Prompt:
Could you set down every entry below exactly as it is?

Exercise data:

▬▬▬

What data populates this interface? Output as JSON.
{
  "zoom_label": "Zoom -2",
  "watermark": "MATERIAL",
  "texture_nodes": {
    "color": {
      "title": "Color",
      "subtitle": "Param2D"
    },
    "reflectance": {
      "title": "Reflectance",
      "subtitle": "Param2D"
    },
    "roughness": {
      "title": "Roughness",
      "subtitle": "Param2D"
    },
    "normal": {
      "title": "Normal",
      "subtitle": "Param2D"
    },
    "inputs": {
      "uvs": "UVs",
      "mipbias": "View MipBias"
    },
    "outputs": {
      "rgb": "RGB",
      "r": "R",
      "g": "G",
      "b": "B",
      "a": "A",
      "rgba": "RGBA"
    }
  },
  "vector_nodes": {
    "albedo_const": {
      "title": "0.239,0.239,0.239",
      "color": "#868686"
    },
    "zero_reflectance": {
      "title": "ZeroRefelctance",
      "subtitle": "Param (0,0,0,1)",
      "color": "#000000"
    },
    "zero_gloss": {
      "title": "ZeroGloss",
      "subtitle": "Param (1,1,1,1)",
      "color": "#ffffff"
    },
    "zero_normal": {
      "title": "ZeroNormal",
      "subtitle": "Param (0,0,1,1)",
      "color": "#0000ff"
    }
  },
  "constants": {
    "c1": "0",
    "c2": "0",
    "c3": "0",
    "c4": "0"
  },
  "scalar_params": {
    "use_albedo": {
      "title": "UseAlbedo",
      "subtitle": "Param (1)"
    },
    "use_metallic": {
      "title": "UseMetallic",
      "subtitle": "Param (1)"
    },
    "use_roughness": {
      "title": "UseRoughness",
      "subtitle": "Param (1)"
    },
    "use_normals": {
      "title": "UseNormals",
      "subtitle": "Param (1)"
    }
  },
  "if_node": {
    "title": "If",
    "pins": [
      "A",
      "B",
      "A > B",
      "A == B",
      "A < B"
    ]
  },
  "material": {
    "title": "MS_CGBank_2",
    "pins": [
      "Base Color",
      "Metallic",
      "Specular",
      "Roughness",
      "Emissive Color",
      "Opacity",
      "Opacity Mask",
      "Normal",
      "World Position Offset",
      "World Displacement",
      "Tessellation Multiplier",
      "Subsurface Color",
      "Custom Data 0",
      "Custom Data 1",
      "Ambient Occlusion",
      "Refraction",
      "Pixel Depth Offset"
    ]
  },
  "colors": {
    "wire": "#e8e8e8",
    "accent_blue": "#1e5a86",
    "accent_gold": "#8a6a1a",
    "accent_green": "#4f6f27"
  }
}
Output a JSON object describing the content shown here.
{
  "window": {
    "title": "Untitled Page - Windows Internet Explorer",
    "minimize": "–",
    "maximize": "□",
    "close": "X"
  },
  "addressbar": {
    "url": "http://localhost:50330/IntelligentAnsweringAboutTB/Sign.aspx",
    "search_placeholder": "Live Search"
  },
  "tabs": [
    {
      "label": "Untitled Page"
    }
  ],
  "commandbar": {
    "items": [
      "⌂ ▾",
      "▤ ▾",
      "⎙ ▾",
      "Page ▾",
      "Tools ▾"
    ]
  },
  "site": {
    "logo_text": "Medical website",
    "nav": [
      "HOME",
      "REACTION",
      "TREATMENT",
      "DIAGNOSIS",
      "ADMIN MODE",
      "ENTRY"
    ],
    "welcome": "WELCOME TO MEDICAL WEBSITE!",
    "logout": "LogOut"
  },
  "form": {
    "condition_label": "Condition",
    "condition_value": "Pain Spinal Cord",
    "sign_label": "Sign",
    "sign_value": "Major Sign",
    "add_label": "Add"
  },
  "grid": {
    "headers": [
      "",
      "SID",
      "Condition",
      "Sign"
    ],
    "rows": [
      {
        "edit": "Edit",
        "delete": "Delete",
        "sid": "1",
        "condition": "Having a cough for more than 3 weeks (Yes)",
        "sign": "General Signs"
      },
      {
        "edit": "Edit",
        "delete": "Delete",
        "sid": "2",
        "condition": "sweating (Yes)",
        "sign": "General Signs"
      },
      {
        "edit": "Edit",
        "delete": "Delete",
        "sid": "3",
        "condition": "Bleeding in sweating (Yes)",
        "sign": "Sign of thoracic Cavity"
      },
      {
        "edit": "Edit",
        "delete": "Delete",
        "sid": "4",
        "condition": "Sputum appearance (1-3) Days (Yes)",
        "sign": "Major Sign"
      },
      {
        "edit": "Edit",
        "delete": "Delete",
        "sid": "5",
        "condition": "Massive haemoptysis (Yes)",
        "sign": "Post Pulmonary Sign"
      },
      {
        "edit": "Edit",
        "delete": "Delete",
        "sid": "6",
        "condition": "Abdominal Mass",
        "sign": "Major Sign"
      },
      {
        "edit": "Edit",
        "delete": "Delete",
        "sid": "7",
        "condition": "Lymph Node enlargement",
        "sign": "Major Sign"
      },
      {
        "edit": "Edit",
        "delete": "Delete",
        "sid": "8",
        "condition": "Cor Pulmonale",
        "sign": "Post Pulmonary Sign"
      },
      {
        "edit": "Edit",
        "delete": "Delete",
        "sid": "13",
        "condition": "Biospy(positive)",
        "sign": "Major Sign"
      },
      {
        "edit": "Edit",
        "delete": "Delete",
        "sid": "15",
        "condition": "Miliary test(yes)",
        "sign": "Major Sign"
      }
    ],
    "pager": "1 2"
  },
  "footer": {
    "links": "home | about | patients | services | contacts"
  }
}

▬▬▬

Response:
What data populates this interface? Output as JSON.
{
  "zoom_label": "Zoom -2",
  "watermark": "MATERIAL",
  "texture_nodes": {
    "color": {
      "title": "Color",
      "subtitle": "Param2D"
    },
    "reflectance": {
      "title": "Reflectance",
      "subtitle": "Param2D"
    },
    "roughness": {
      "title": "Roughness",
      "subtitle": "Param2D"
    },
    "normal": {
      "title": "Normal",
      "subtitle": "Param2D"
    },
    "inputs": {
      "uvs": "UVs",
      "mipbias": "View MipBias"
    },
    "outputs": {
      "rgb": "RGB",
      "r": "R",
      "g": "G",
      "b": "B",
      "a": "A",
      "rgba": "RGBA"
    }
  },
  "vector_nodes": {
    "albedo_const": {
      "title": "0.239,0.239,0.239",
      "color": "#868686"
    },
    "zero_reflectance": {
      "title": "ZeroRefelctance",
      "subtitle": "Param (0,0,0,1)",
      "color": "#000000"
    },
    "zero_gloss": {
      "title": "ZeroGloss",
      "subtitle": "Param (1,1,1,1)",
      "color": "#ffffff"
    },
    "zero_normal": {
      "title": "ZeroNormal",
      "subtitle": "Param (0,0,1,1)",
      "color": "#0000ff"
    }
  },
  "constants": {
    "c1": "0",
    "c2": "0",
    "c3": "0",
    "c4": "0"
  },
  "scalar_params": {
    "use_albedo": {
      "title": "UseAlbedo",
      "subtitle": "Param (1)"
    },
    "use_metallic": {
      "title": "UseMetallic",
      "subtitle": "Param (1)"
    },
    "use_roughness": {
      "title": "UseRoughness",
      "subtitle": "Param (1)"
    },
    "use_normals": {
      "title": "UseNormals",
      "subtitle": "Param (1)"
    }
  },
  "if_node": {
    "title": "If",
    "pins": [
      "A",
      "B",
      "A > B",
      "A == B",
      "A < B"
    ]
  },
  "material": {
    "title": "MS_CGBank_2",
    "pins": [
      "Base Color",
      "Metallic",
      "Specular",
      "Roughness",
      "Emissive Color",
      "Opacity",
      "Opacity Mask",
      "Normal",
      "World Position Offset",
      "World Displacement",
      "Tessellation Multiplier",
      "Subsurface Color",
      "Custom Data 0",
      "Custom Data 1",
      "Ambient Occlusion",
      "Refraction",
      "Pixel Depth Offset"
    ]
  },
  "colors": {
    "wire": "#e8e8e8",
    "accent_blue": "#1e5a86",
    "accent_gold": "#8a6a1a",
    "accent_green": "#4f6f27"
  }
}
Output a JSON object describing the content shown here.
{
  "window": {
    "title": "Untitled Page - Windows Internet Explorer",
    "minimize": "–",
    "maximize": "□",
    "close": "X"
  },
  "addressbar": {
    "url": "http://localhost:50330/IntelligentAnsweringAboutTB/Sign.aspx",
    "search_placeholder": "Live Search"
  },
  "tabs": [
    {
      "label": "Untitled Page"
    }
  ],
  "commandbar": {
    "items": [
      "⌂ ▾",
      "▤ ▾",
      "⎙ ▾",
      "Page ▾",
      "Tools ▾"
    ]
  },
  "site": {
    "logo_text": "Medical website",
    "nav": [
      "HOME",
      "REACTION",
      "TREATMENT",
      "DIAGNOSIS",
      "ADMIN MODE",
      "ENTRY"
    ],
    "welcome": "WELCOME TO MEDICAL WEBSITE!",
    "logout": "LogOut"
  },
  "form": {
    "condition_label": "Condition",
    "condition_value": "Pain Spinal Cord",
    "sign_label": "Sign",
    "sign_value": "Major Sign",
    "add_label": "Add"
  },
  "grid": {
    "headers": [
      "",
      "SID",
      "Condition",
      "Sign"
    ],
    "rows": [
      {
        "edit": "Edit",
        "delete": "Delete",
        "sid": "1",
        "condition": "Having a cough for more than 3 weeks (Yes)",
        "sign": "General Signs"
      },
      {
        "edit": "Edit",
        "delete": "Delete",
        "sid": "2",
        "condition": "sweating (Yes)",
        "sign": "General Signs"
      },
      {
        "edit": "Edit",
        "delete": "Delete",
        "sid": "3",
        "condition": "Bleeding in sweating (Yes)",
        "sign": "Sign of thoracic Cavity"
      },
      {
        "edit": "Edit",
        "delete": "Delete",
        "sid": "4",
        "condition": "Sputum appearance (1-3) Days (Yes)",
        "sign": "Major Sign"
      },
      {
        "edit": "Edit",
        "delete": "Delete",
        "sid": "5",
        "condition": "Massive haemoptysis (Yes)",
        "sign": "Post Pulmonary Sign"
      },
      {
        "edit": "Edit",
        "delete": "Delete",
        "sid": "6",
        "condition": "Abdominal Mass",
        "sign": "Major Sign"
      },
      {
        "edit": "Edit",
        "delete": "Delete",
        "sid": "7",
        "condition": "Lymph Node enlargement",
        "sign": "Major Sign"
      },
      {
        "edit": "Edit",
        "delete": "Delete",
        "sid": "8",
        "condition": "Cor Pulmonale",
        "sign": "Post Pulmonary Sign"
      },
      {
        "edit": "Edit",
        "delete": "Delete",
        "sid": "13",
        "condition": "Biospy(positive)",
        "sign": "Major Sign"
      },
      {
        "edit": "Edit",
        "delete": "Delete",
        "sid": "15",
        "condition": "Miliary test(yes)",
        "sign": "Major Sign"
      }
    ],
    "pager": "1 2"
  },
  "footer": {
    "links": "home | about | patients | services | contacts"
  }
}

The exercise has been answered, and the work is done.